Last week in this space we discussed the requirements that the Jones Act imposes on vessel owners to provide a reasonably safe work place and how failing to have in place fundamental safety practices such as safe lifting practices and techniques and training can expose fishermen to repetitive trauma over time which can cause injury, acceleration of otherwise normally occurring conditions and, as a result, impose liability on the vessel owner.
One very important aspect of, the law to keep in mind on this topic is the relaxed causation standard that Congress adopted in the Jones Act. Under this standard an injured seaman is entitled to recovery from the vessel owner if the dangerous workplace contributed to cause their injuries, “in whole or in part”. Over time, the “in whole or in part” standard has been interpreted on several occasions by the United States Supreme Court, most recently in 2011. In essence this language means that so long as the vessel owners negligence in providing an unsafe workplace contributed in any way, however slight, to an injury or the development, exacerbation or acceleration of a medical condition, then the vessel owner will be held responsible. Some courts have even described the Jones Act causation standard as only requiring an infinitesimal negligence, meaning that, even if there are a thousand reasons for a seaman’s injury (including age related degenerative arthritis), so long as the vessel owner’s negligence was but one of these causes, the seaman is still entitled to recover.

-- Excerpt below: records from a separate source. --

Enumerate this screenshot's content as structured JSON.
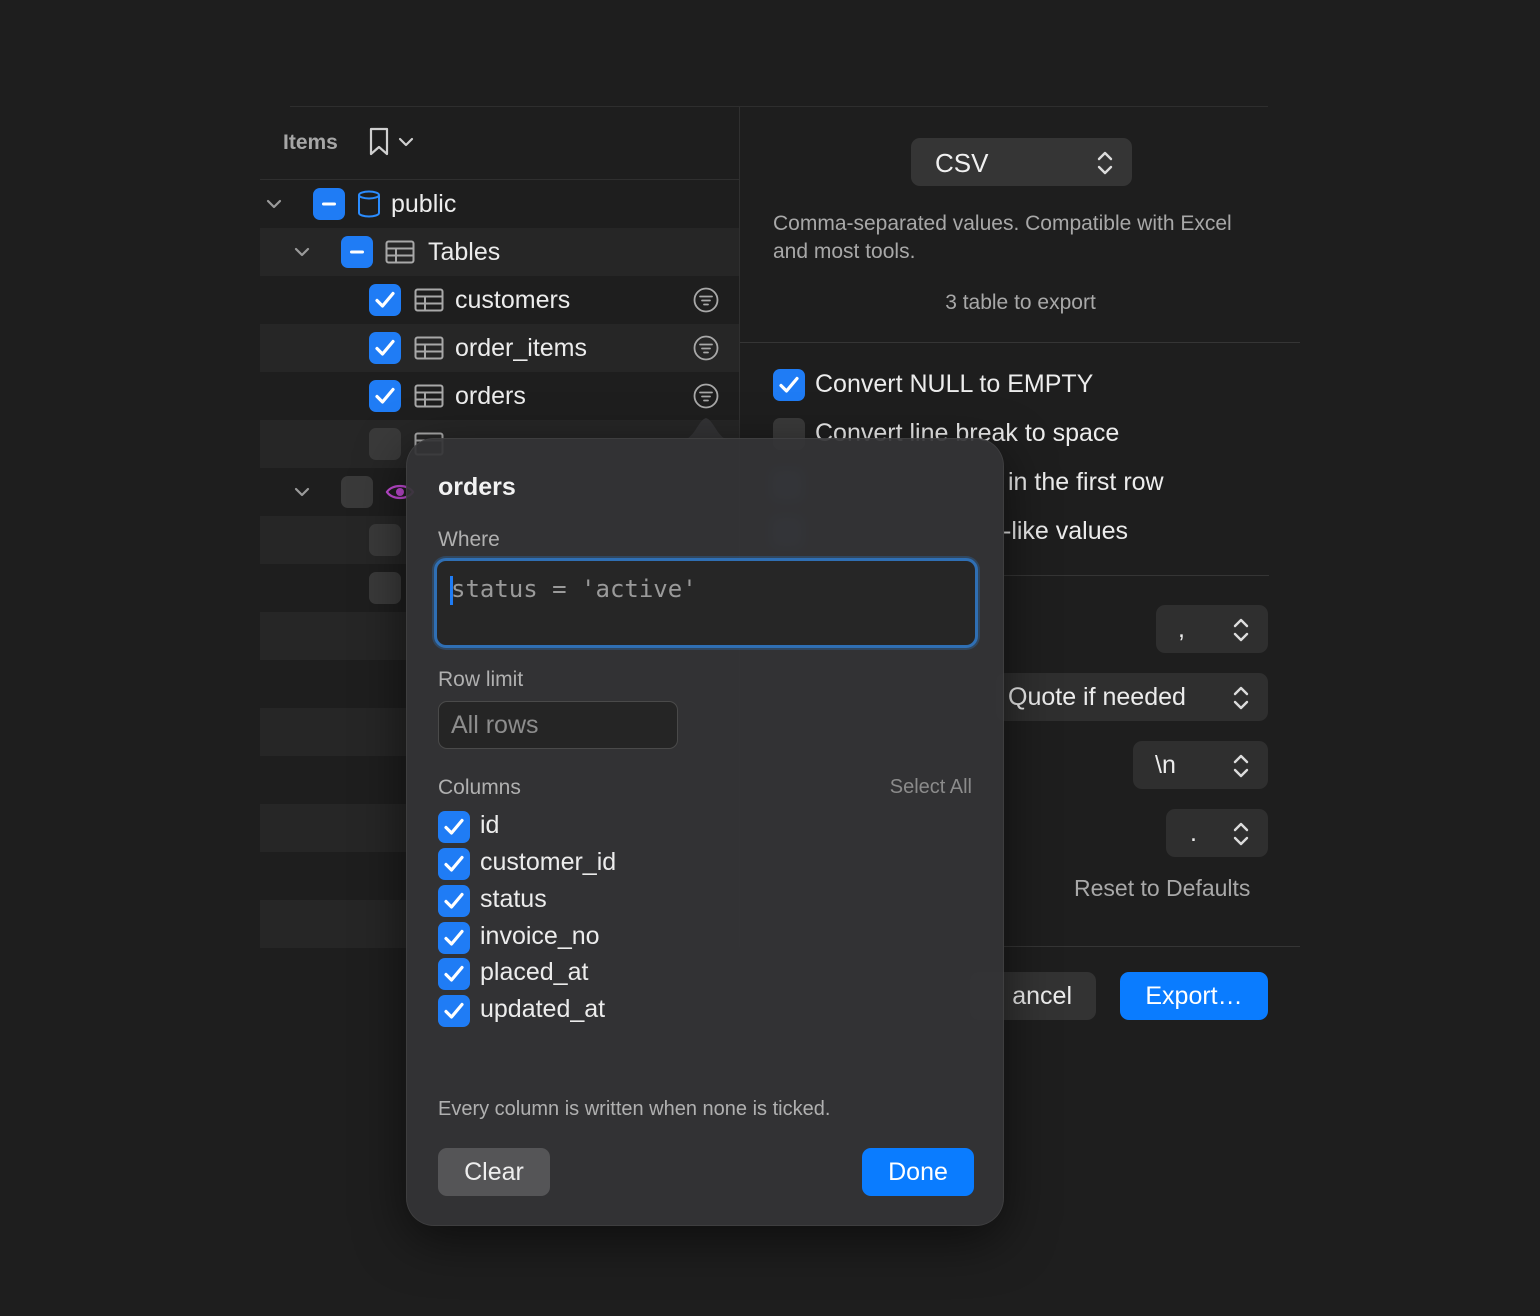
{
  "sidebar": {
    "title": "Items",
    "tree": {
      "schema": "public",
      "tables_group": "Tables",
      "tables": [
        "customers",
        "order_items",
        "orders"
      ]
    }
  },
  "format": {
    "selected": "CSV",
    "description": "Comma-separated values. Compatible with Excel and most tools.",
    "export_count": "3 table to export"
  },
  "options": {
    "convert_null": "Convert NULL to EMPTY",
    "convert_linebreak": "Convert line break to space",
    "first_row_partial": "in the first row",
    "values_partial": "-like values"
  },
  "selects": {
    "delimiter": ",",
    "quote": "Quote if needed",
    "line_break": "\\n",
    "decimal": "."
  },
  "reset_label": "Reset to Defaults",
  "footer": {
    "cancel_partial": "ancel",
    "export": "Export…"
  },
  "popover": {
    "title": "orders",
    "where_label": "Where",
    "where_value": "status = 'active'",
    "row_limit_label": "Row limit",
    "row_limit_placeholder": "All rows",
    "columns_label": "Columns",
    "select_all": "Select All",
    "columns": [
      "id",
      "customer_id",
      "status",
      "invoice_no",
      "placed_at",
      "updated_at"
    ],
    "note": "Every column is written when none is ticked.",
    "clear": "Clear",
    "done": "Done"
  },
  "colors": {
    "accent": "#0a7cff",
    "background": "#1e1e1e",
    "popover": "#343436",
    "view_icon": "#c34bd6"
  }
}
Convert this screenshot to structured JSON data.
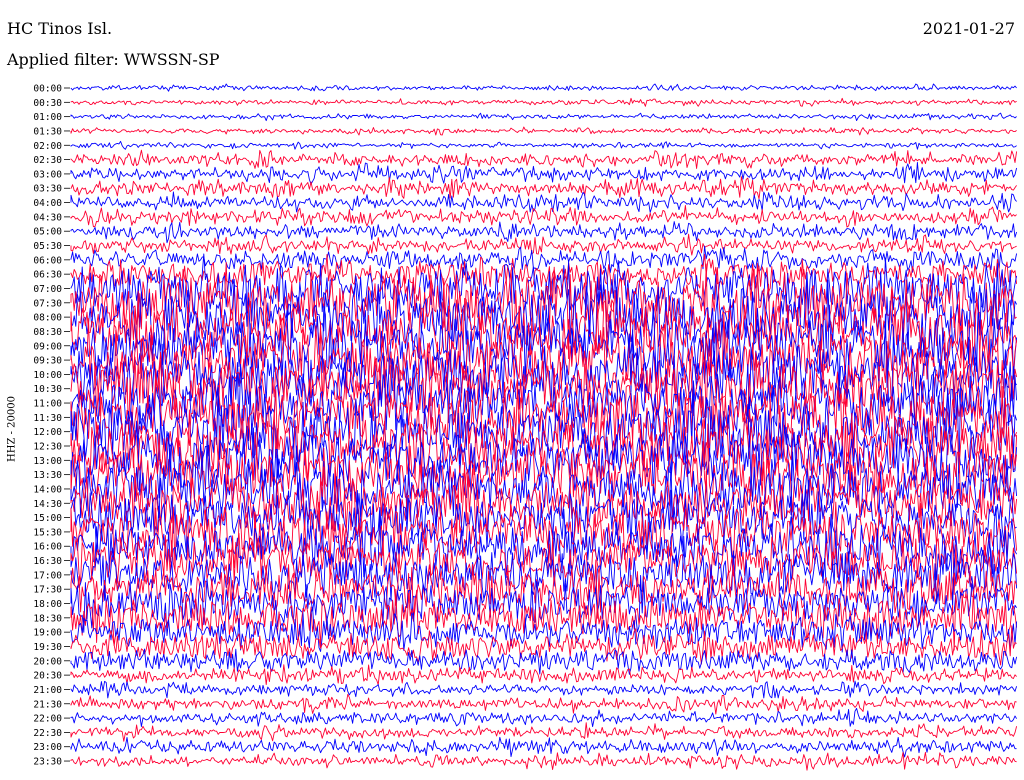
{
  "header": {
    "station": "HC Tinos Isl.",
    "date": "2021-01-27",
    "filter_text": "Applied filter: WWSSN-SP"
  },
  "chart_data": {
    "type": "line",
    "title": "HC Tinos Isl.",
    "date": "2021-01-27",
    "filter": "Applied filter: WWSSN-SP",
    "ylabel": "HHZ - 20000",
    "tick_labels": [
      "00:00",
      "00:30",
      "01:00",
      "01:30",
      "02:00",
      "02:30",
      "03:00",
      "03:30",
      "04:00",
      "04:30",
      "05:00",
      "05:30",
      "06:00",
      "06:30",
      "07:00",
      "07:30",
      "08:00",
      "08:30",
      "09:00",
      "09:30",
      "10:00",
      "10:30",
      "11:00",
      "11:30",
      "12:00",
      "12:30",
      "13:00",
      "13:30",
      "14:00",
      "14:30",
      "15:00",
      "15:30",
      "16:00",
      "16:30",
      "17:00",
      "17:30",
      "18:00",
      "18:30",
      "19:00",
      "19:30",
      "20:00",
      "20:30",
      "21:00",
      "21:30",
      "22:00",
      "22:30",
      "23:00",
      "23:30"
    ],
    "trace_minutes": 30,
    "trace_colors": [
      "#0000ff",
      "#ff0033"
    ],
    "relative_amplitude": [
      0.1,
      0.1,
      0.1,
      0.1,
      0.1,
      0.12,
      0.15,
      0.15,
      0.15,
      0.15,
      0.15,
      0.15,
      0.2,
      0.35,
      0.8,
      1.0,
      1.0,
      1.0,
      1.0,
      1.0,
      1.0,
      1.0,
      1.0,
      1.0,
      1.0,
      1.0,
      1.0,
      1.0,
      0.9,
      0.8,
      0.8,
      0.8,
      0.7,
      0.7,
      0.7,
      0.7,
      0.6,
      0.6,
      0.45,
      0.35,
      0.25,
      0.15,
      0.12,
      0.12,
      0.12,
      0.12,
      0.15,
      0.12
    ],
    "grid": false
  }
}
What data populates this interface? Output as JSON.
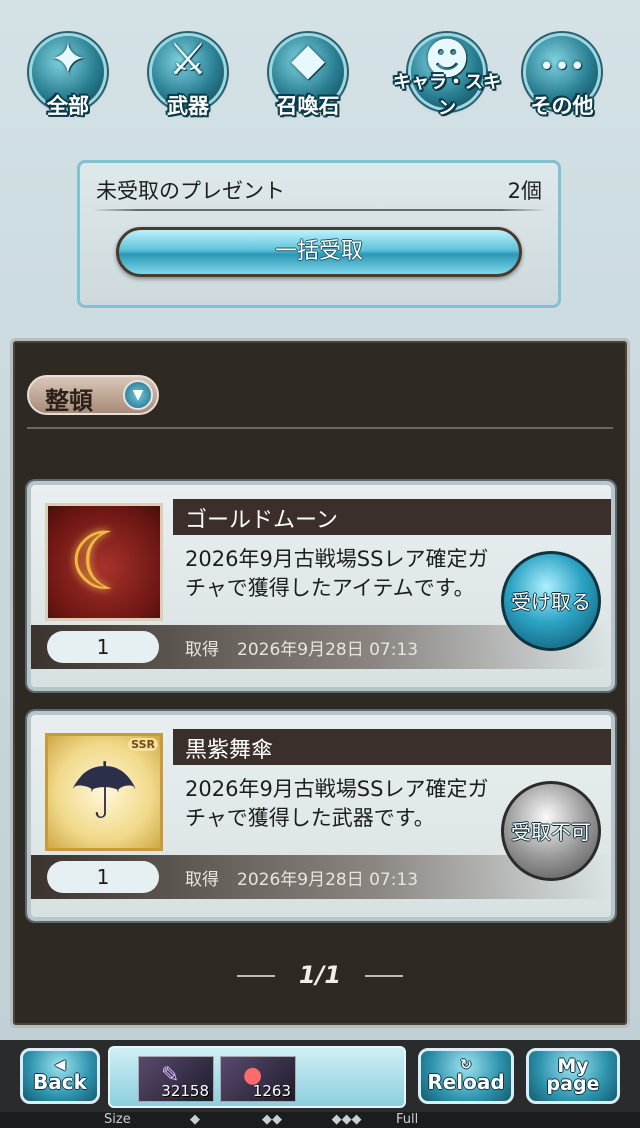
{
  "categories": [
    {
      "label": "全部",
      "icon": "all-items-icon",
      "glyph": "✦"
    },
    {
      "label": "武器",
      "icon": "sword-icon",
      "glyph": "⚔"
    },
    {
      "label": "召喚石",
      "icon": "crystal-icon",
      "glyph": "◆"
    },
    {
      "label": "キャラ・スキン",
      "icon": "character-icon",
      "glyph": "☻"
    },
    {
      "label": "その他",
      "icon": "more-icon",
      "glyph": "•••"
    }
  ],
  "present": {
    "title": "未受取のプレゼント",
    "count": "2個",
    "bulk_label": "一括受取"
  },
  "sort": {
    "label": "整頓",
    "arrow": "▼"
  },
  "items": [
    {
      "name": "ゴールドムーン",
      "desc": "2026年9月古戦場SSレア確定ガチャで獲得したアイテムです。",
      "qty": "1",
      "acq_label": "取得",
      "acq_date": "2026年9月28日 07:13",
      "action": "受け取る",
      "thumb_glyph": "☾",
      "thumb_icon": "gold-moon-icon"
    },
    {
      "name": "黒紫舞傘",
      "desc": "2026年9月古戦場SSレア確定ガチャで獲得した武器です。",
      "qty": "1",
      "acq_label": "取得",
      "acq_date": "2026年9月28日 07:13",
      "action": "受取不可",
      "thumb_glyph": "☂",
      "thumb_icon": "umbrella-weapon-icon",
      "rarity": "SSR"
    }
  ],
  "pager": "1/1",
  "bottom": {
    "back": "Back",
    "back_icon": "◀",
    "reload": "Reload",
    "reload_icon": "↻",
    "mypage_1": "My",
    "mypage_2": "page",
    "stash": [
      {
        "count": "32158",
        "icon": "weapon-stash-icon",
        "glyph": "✎"
      },
      {
        "count": "1263",
        "icon": "meat-icon",
        "glyph": "●"
      }
    ],
    "size_label": "Size",
    "full_label": "Full"
  },
  "colors": {
    "accent": "#2ca3c4",
    "panel": "#2f2924",
    "namebar": "#3a2f2a"
  }
}
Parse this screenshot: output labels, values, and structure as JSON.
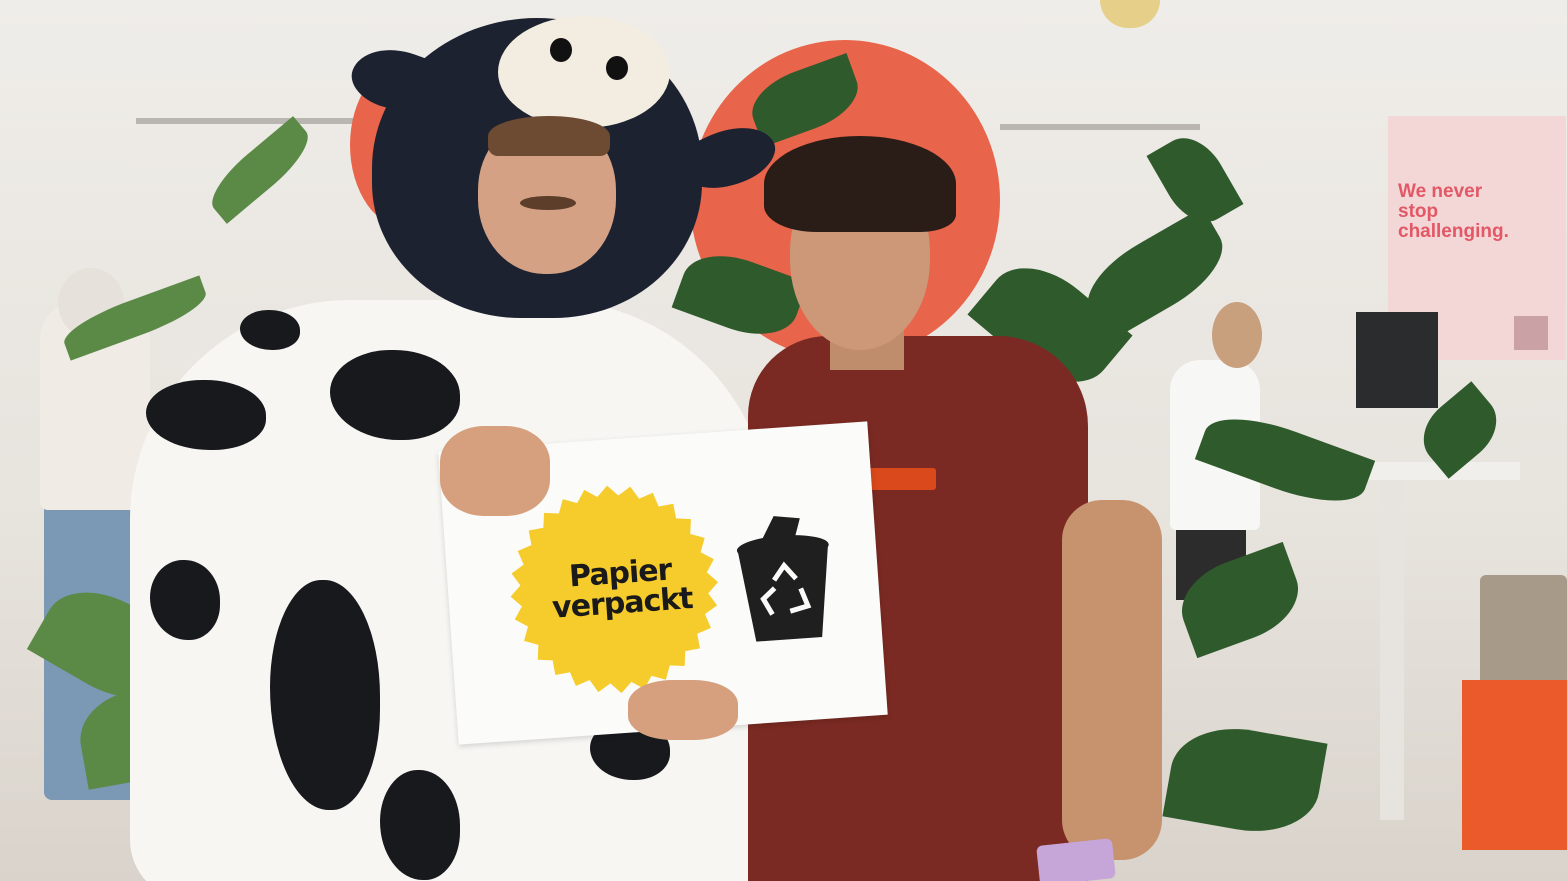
{
  "sign": {
    "text_line1": "Papier",
    "text_line2": "verpackt",
    "badge_color": "#f5cc2c",
    "icon": "recycle-bin-icon"
  },
  "poster": {
    "line1": "We never",
    "line2": "stop",
    "line3": "challenging.",
    "color": "#e25866"
  },
  "colors": {
    "wall_disc": "#e8644a",
    "shirt": "#7a2a22",
    "cow_dark": "#1d2230"
  }
}
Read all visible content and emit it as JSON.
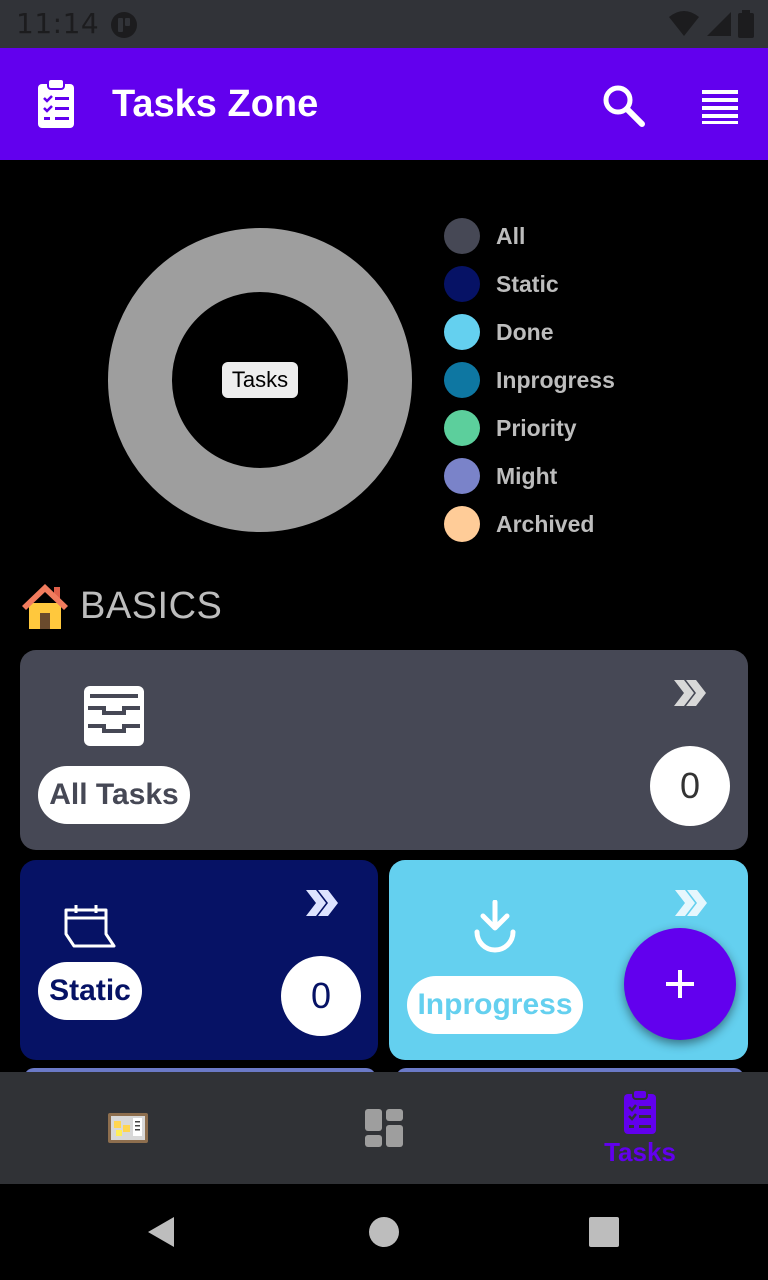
{
  "status_bar": {
    "time": "11:14"
  },
  "app_bar": {
    "title": "Tasks Zone",
    "color": "#6200ee"
  },
  "chart": {
    "center_label": "Tasks",
    "ring_color": "#9e9e9e",
    "legend": [
      {
        "label": "All",
        "color": "#464855"
      },
      {
        "label": "Static",
        "color": "#061265"
      },
      {
        "label": "Done",
        "color": "#64d0ef"
      },
      {
        "label": "Inprogress",
        "color": "#0e77a2"
      },
      {
        "label": "Priority",
        "color": "#5ccf9c"
      },
      {
        "label": "Might",
        "color": "#7a83c9"
      },
      {
        "label": "Archived",
        "color": "#ffcc98"
      }
    ]
  },
  "basics": {
    "title": "BASICS",
    "cards": {
      "all": {
        "label": "All Tasks",
        "count": "0",
        "color": "#464855",
        "label_color": "#464855"
      },
      "static": {
        "label": "Static",
        "count": "0",
        "color": "#061265",
        "label_color": "#061265"
      },
      "inprogress": {
        "label": "Inprogress",
        "color": "#64d0ef",
        "label_color": "#64d0ef"
      }
    }
  },
  "fab": {
    "icon": "plus-icon"
  },
  "bottom_nav": {
    "items": [
      {
        "icon": "notice-board-icon",
        "label": ""
      },
      {
        "icon": "dashboard-icon",
        "label": ""
      },
      {
        "icon": "clipboard-list-icon",
        "label": "Tasks",
        "active": true
      }
    ]
  }
}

This is quite different than the standard that is imposed in a normal negligence case and allows recovery against a vessel owner even when there would not have been enough of a connection in a garden variety negligence case that was not covered by the Jones Act.
Practically speaking, if you have been injured even in some slight way due to your maritime workplace, your doctor needs to know when trying to determine what has caused your condition, that the Jones Act slight causation standard. Many times we are confronted with cases where doctors treating our injured maritime clients do not understand this causation standard and are reluctant to link our clients’ injuries to the workplace practices, until they are educated to the causation standard, at which time they have no problem doing so. It is very important for you, if injured or suffering from a condition that may be related under the Jones Act to your employer’s failure to provide a reasonably safe workplace, to let your doctor know the standard. Otherwise, your doctor, may end up creating statements in your medical records which are legally inaccurate and which may create issues in any potential Jones Act that you might bring against your employer.
We can help you in this regard. Indeed it is crucial for you to seek appropriate legal representation in order to determine how best to handle this issue and ensure that your doctor does not inadvertently do anything which might jeopardize your Jones Act case. If you have been injured or are suffering from effects of a condition which you feel may be related, in whole or part, in some infinitesimally slight way from the job you have been performing on a vessel, please don’t hesitate to contact us.